Child
Accepting new patients
Yes
Referral required
From patients or physicians
Board Certified in
Clinical Nurse Specialist and Certified Diabetes Educator

Biography

Cindy Guandalini, APRN, treats patients in the Pediatric Diabetes Program and specializes in type 2 diabetes.

“I love the challenge of helping my patients get to a better place,” she says. “I like getting my patients on track—getting them the medications and equipment they may need. With many of my younger patients, I stay on top of their care, asking them to call me every three days. If they don’t, I’ll reach out.”

Guandalini says she also likes to bring the whole family into the care plan—especially for patients whose parents have diabetes and have suffered complications. “I always reassure my patients that just because a family member had complications doesn’t mean they have to. There is still time to turn things around. Medication is different now and there are ways to improve your health,” she says.

Research is also an important aspect of Guandalini’s work. She is the program coordinator for a National Institutes of Health (NIH) long-term study of youth with type 2 diabetes and three treatment arms. Guandalini is an assistant clinical professor of nursing at Yale School of Medicine.

Titles

  • Manager 5

Education & Training

  • MSN
    Yale University, Nursing-Clinical Nurse Specialist (1990)
  • BSN
    Salve Regina University, Nursing (1981)

Additional Information

Biography

Cindy Guandalini, APRN, treats patients in the Pediatric Diabetes Program and specializes in type 2 diabetes.

“I love the challenge of helping my patients get to a better place,” she says. “I like getting my patients on track—getting them the medications and equipment they may need. With many of my younger patients, I stay on top of their care, asking them to call me every three days. If they don’t, I’ll reach out.”

Guandalini says she also likes to bring the whole family into the care plan—especially for patients whose parents have diabetes and have suffered complications. “I always reassure my patients that just because a family member had complications doesn’t mean they have to. There is still time to turn things around. Medication is different now and there are ways to improve your health,” she says.

Research is also an important aspect of Guandalini’s work. She is the program coordinator for a National Institutes of Health (NIH) long-term study of youth with type 2 diabetes and three treatment arms.

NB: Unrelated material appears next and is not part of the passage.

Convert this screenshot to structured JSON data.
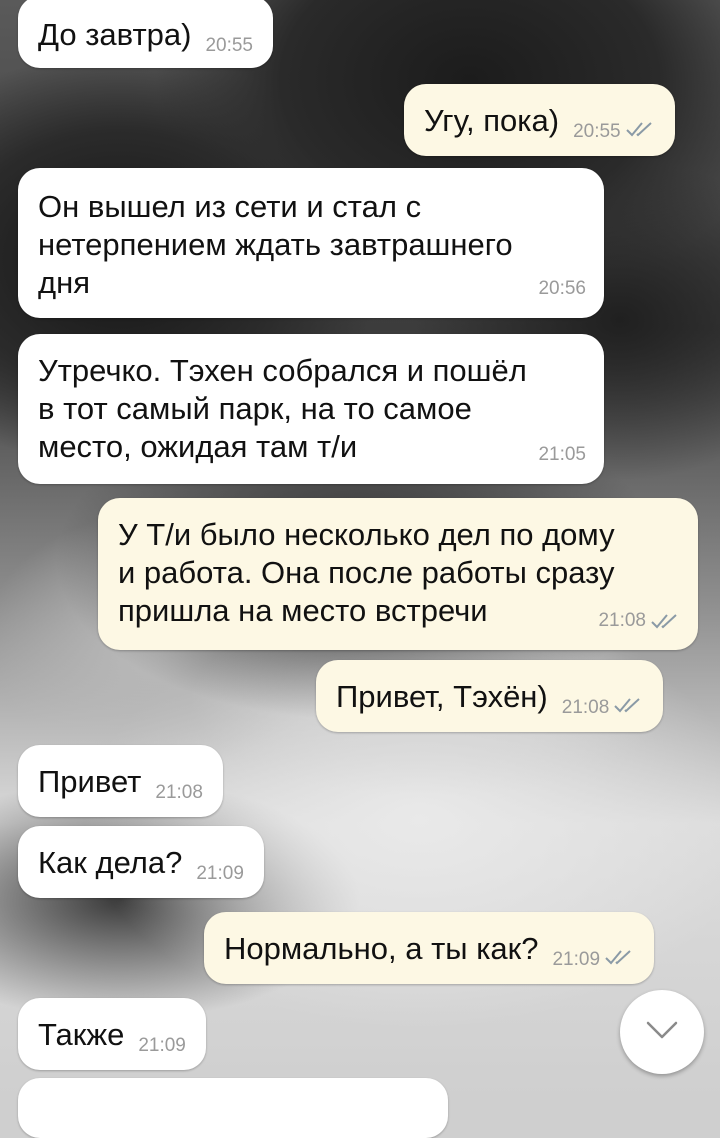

Guandalini is an assistant clinical professor of nursing at Yale School of Medicine.

Titles

  • Manager 5

Education & Training

  • MSN
    Yale University, Nursing-Clinical Nurse Specialist (1990)
  • BSN
    Salve Regina University, Nursing (1981)

Additional Information